A typical threat to democracy has been totalitarian ideologies like Fascism, Nazism, and Communism. To gain power, totalitarian ideologies use populism.
Both populism and totalitarian ideologies attract followers by appealing to people's emotions.
Populism comes from the Latin word "populus", which means people.
Populism means that politicians only address people's emotions and the lowest common denominator. They do this in order to win as many followers as possible, without regard to whether what they are saying is true or false.
Instead of acknowledging that problems like an economic crisis or high unemployment can have many causes and can only be understood by examining the complexities, they choose one scapegoat and focus completely on that. The Communists made Capitalism and capitalists the main culprits for every problem; the Nazis scapegoated the Jews, while Fascism targeted the left wing and immigrants.
Populism is both a left-wing and a right-wing phenomenon, and although populism is most often used by people with totalitarian ideologies, non-totalitarian populism also exists.
In Italy, Silvio Berlusconi has had many followers. He is not a Fascist, but it is probably not wrong to claim that he is a populist. The same applies to a number of right-wing parties in the rest of Europe.
Totalitarian ideologies want to decide everything, claim to encompass everything and have answers to everything; i.e. the totality, which is where the name comes from.

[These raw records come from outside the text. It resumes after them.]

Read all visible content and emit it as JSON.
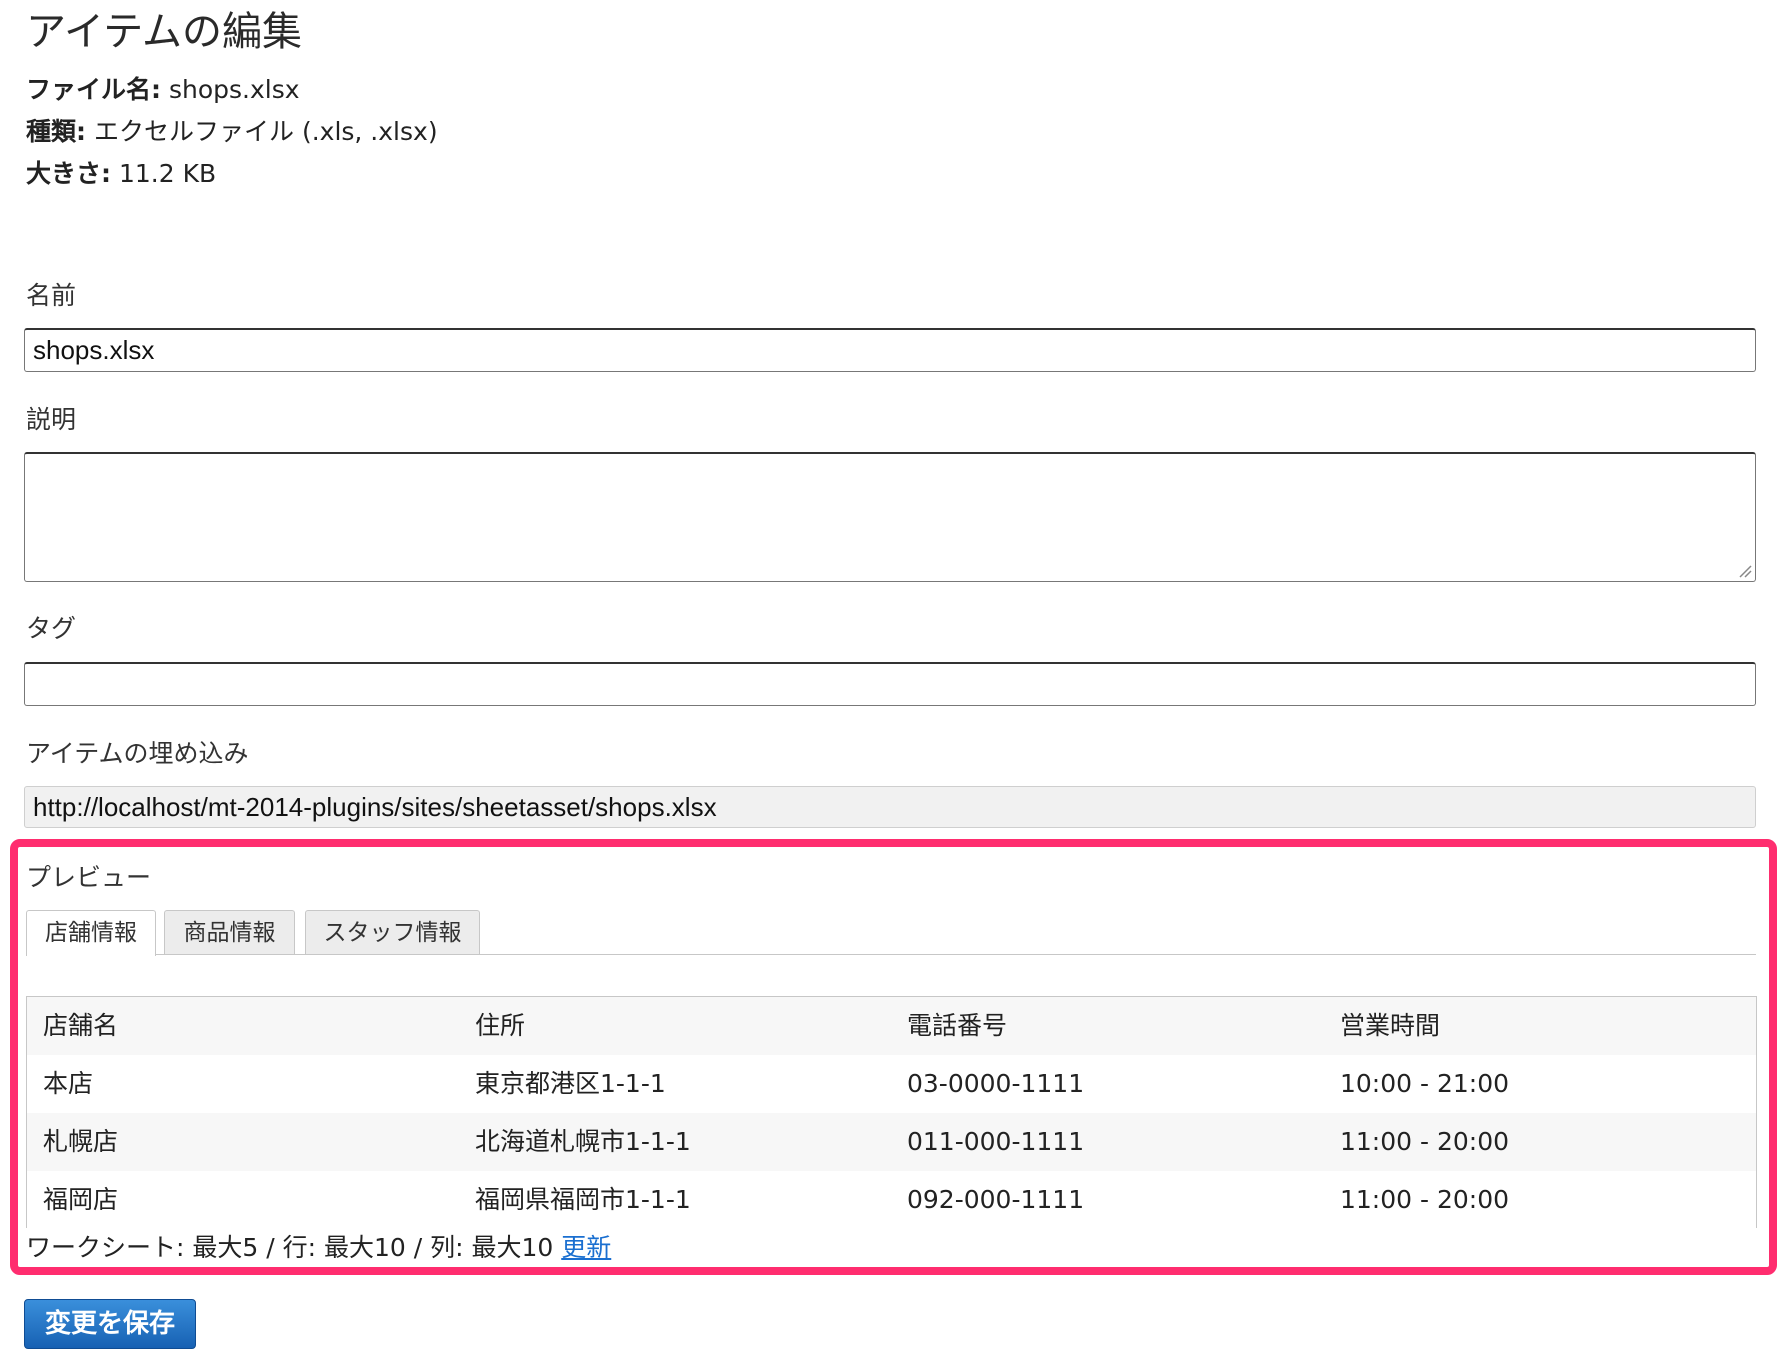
{
  "page": {
    "title": "アイテムの編集"
  },
  "file_info": {
    "filename_label": "ファイル名:",
    "filename_value": "shops.xlsx",
    "type_label": "種類:",
    "type_value": "エクセルファイル (.xls, .xlsx)",
    "size_label": "大きさ:",
    "size_value": "11.2 KB"
  },
  "form": {
    "name_label": "名前",
    "name_value": "shops.xlsx",
    "description_label": "説明",
    "description_value": "",
    "tags_label": "タグ",
    "tags_value": "",
    "embed_label": "アイテムの埋め込み",
    "embed_value": "http://localhost/mt-2014-plugins/sites/sheetasset/shops.xlsx"
  },
  "preview": {
    "label": "プレビュー",
    "tabs": [
      {
        "label": "店舗情報",
        "active": true
      },
      {
        "label": "商品情報",
        "active": false
      },
      {
        "label": "スタッフ情報",
        "active": false
      }
    ],
    "table": {
      "headers": [
        "店舗名",
        "住所",
        "電話番号",
        "営業時間"
      ],
      "rows": [
        [
          "本店",
          "東京都港区1-1-1",
          "03-0000-1111",
          "10:00 - 21:00"
        ],
        [
          "札幌店",
          "北海道札幌市1-1-1",
          "011-000-1111",
          "11:00 - 20:00"
        ],
        [
          "福岡店",
          "福岡県福岡市1-1-1",
          "092-000-1111",
          "11:00 - 20:00"
        ]
      ]
    },
    "limits_text": "ワークシート: 最大5 / 行: 最大10 / 列: 最大10",
    "refresh_link": "更新",
    "highlight_color": "#ff2d6f"
  },
  "actions": {
    "save_label": "変更を保存"
  }
}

They don't have all the answers, but they simplify the problems so it looks like they do. They use populism to stir up people's emotions so they forget to think and just blame the appointed scapegoats instead.
Furthermore, totalitarian ideologies claim that they are able to create a perfect world, so they usually claim the right to use violence to force through their seizure of power; if you can create the perfect world, the logic goes, then you have the right to punish or kill those who oppose you. This call to violence also helps to work people up so they forget to look for more complex explanations and solutions to problems.
Under a totalitarian ideologi, the individual has no right to act individually. The community is always more important than the individual and there is no respect for individual freedom. There is also no difference between the state and civil society. Totalitarian ideologies are not generally popular in western countries nowadays, but they have been in the past and it can't be ruled out that they will reemerge in new forms or gain momentum in other places.
The totalitarian right-wing
Fascism and Nazism are the extreme right wing of politics.
In Europe and Russia, Neo-Nazis are actively recruiting new members and harassing immigrants, refugees, foreigners, and Jews. Neo-Nazis are also active in the United States where they team up with private militias and the Ku Klux Klan. In Europe and the USA, these groups are being monitored by the police and, in some places, their symbols have been made illegal. This is actually undemocratic.
Fascist parties and their sympathisers still exist in Italy and Spain, but their following varies a lot.
The totalitarian left-wing
Communism and its off-shoots, Maoism and Stalinism, represent the extreme left-wing of politics. Europe had a very aggressive, but also very split, left-wing in the 1960s and 1970s. It consisted of Marxists, Communists, Stalinists, Maoists, and socialists of many kinds. The differences between the different left-wing ideologies were difficult to see, even for the groups themselves. Some of these groups were clearly totalitarian and wanted to use violent revolution to overthrow democracy. Others wanted Communism or Socialism implemented by peaceful, democratic means. Everybody who opposed the left-wing was considered an "enemy of the people", and these enemies would be the first to be punished, killed, or re-educated after the revolution.
Both Marxism and Communism, as well as their variants, Stalinism and Maoism, have outplayed themselves and their rhetoric and followers have more or less vanished in Western Europe.
In China, Communism has for the time being been replaced by a strange mixture of ideological, totalitarian power and the market economy.
Political conviction or fashion phenomenon?
The disappearance of totalitarian left-wing ideologi from Western Europe is in some senses strange. In the 1970s, most of the younger generation couldn't think or talk without expressing themselves in Marxist, Communist, or Maoist terms. This is never heard today. Nobody outlawed Marxist thinking or Marxist vocabulary. It just disappeared by itself. The same people are today fully paid-up members of the bourgeoisie with good jobs in private companies or in the government, many have expensive houses with a large equity (one of the most un-Marxist things you can have), and some are even active on the right wing.
And this may be the most frightening thing about totalitarian ideologies: Are they just fashion phenomena? A collective ecstasy which appeals to our emotions with its promise of simple solutions? Is the responsibility demanded by freedom and democracy simply too big a piece to swallow and too difficult to understand for some of us? Where does the ability to make up one's own mind disappear to when the spirit of the time grabs hold of us? How many of us will have the capacity to stand firm on our individual positions, and how many will just uncritically join the mass movement?
Every totalitarian ideology has failed, but the problem is that new generations are not born with this understanding. Every time the situation gets chaotic and change becomes difficult to understand, new generations will be lured by totalitarian ideologies, because they give the illusion of safety and having answers to all questions.
Next chapter: Totalitarian Religion